> _TO DO_
Your task is to find every line in the records that holds the string "name" and copy it.

(STORED DATA)

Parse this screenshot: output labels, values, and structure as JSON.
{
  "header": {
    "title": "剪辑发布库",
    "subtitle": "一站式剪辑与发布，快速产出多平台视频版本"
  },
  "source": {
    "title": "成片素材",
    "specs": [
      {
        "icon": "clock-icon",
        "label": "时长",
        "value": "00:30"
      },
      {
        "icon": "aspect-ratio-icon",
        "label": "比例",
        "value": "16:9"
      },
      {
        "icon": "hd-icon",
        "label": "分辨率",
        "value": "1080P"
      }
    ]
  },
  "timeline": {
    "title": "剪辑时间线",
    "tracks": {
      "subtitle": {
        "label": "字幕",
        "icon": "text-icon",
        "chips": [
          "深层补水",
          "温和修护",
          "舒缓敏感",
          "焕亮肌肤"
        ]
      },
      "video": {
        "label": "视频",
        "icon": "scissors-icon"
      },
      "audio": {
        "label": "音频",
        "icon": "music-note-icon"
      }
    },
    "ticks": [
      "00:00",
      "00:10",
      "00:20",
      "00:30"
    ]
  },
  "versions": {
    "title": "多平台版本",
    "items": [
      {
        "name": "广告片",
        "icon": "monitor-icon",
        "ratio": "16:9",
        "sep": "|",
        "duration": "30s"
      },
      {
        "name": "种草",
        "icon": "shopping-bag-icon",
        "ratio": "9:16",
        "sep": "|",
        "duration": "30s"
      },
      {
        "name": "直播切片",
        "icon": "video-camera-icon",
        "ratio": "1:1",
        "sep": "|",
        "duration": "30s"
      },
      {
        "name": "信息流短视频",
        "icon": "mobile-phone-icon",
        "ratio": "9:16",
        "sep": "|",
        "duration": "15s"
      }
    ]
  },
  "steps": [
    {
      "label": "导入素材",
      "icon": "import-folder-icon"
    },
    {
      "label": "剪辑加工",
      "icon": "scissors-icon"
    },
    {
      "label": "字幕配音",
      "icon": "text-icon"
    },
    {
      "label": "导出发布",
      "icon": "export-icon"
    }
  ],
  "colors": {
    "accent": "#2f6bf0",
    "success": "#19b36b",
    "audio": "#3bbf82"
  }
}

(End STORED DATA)

> _SOLVED EXERCISE_
        "name": "广告片",
        "name": "种草",
        "name": "直播切片",
        "name": "信息流短视频",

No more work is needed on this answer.